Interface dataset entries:
'''

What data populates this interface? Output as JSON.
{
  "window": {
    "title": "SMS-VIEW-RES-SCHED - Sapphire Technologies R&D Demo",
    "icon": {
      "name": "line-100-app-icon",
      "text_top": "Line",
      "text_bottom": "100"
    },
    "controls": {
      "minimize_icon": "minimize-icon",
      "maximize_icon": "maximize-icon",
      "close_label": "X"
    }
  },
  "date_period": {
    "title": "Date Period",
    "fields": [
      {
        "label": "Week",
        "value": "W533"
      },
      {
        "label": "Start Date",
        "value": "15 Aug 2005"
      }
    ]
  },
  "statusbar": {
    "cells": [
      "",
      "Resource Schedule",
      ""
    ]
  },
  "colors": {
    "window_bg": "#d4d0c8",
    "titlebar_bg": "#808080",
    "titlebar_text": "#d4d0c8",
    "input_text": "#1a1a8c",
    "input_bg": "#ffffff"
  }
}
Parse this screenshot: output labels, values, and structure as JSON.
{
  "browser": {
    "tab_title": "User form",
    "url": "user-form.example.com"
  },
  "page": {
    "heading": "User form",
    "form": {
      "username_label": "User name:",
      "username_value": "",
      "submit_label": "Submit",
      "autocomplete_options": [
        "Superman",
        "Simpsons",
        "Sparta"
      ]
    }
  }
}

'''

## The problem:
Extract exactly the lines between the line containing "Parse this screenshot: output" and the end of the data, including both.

## Output for this task:
Parse this screenshot: output labels, values, and structure as JSON.
{
  "browser": {
    "tab_title": "User form",
    "url": "user-form.example.com"
  },
  "page": {
    "heading": "User form",
    "form": {
      "username_label": "User name:",
      "username_value": "",
      "submit_label": "Submit",
      "autocomplete_options": [
        "Superman",
        "Simpsons",
        "Sparta"
      ]
    }
  }
}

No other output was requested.